─── DATASET EXCERPTS ───

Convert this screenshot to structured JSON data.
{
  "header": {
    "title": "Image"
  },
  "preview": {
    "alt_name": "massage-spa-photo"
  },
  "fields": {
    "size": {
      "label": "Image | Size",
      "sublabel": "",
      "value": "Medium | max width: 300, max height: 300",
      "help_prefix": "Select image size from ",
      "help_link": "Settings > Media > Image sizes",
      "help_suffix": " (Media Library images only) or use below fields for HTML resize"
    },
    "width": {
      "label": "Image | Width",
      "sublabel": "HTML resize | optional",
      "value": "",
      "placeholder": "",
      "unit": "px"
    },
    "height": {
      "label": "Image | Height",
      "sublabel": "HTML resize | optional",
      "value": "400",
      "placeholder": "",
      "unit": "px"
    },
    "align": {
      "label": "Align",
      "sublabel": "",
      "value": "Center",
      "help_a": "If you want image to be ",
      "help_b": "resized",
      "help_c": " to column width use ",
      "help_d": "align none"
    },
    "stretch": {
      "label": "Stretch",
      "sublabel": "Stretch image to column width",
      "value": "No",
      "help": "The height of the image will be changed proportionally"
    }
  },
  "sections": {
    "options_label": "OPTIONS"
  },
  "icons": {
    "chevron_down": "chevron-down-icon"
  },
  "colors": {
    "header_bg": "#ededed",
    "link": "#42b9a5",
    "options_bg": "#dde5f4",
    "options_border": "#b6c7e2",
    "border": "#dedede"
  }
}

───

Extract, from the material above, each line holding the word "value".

## YOUR SOLUTION
      "value": "Medium | max width: 300, max height: 300",
      "value": "",
      "value": "400",
      "value": "Center",
      "value": "No",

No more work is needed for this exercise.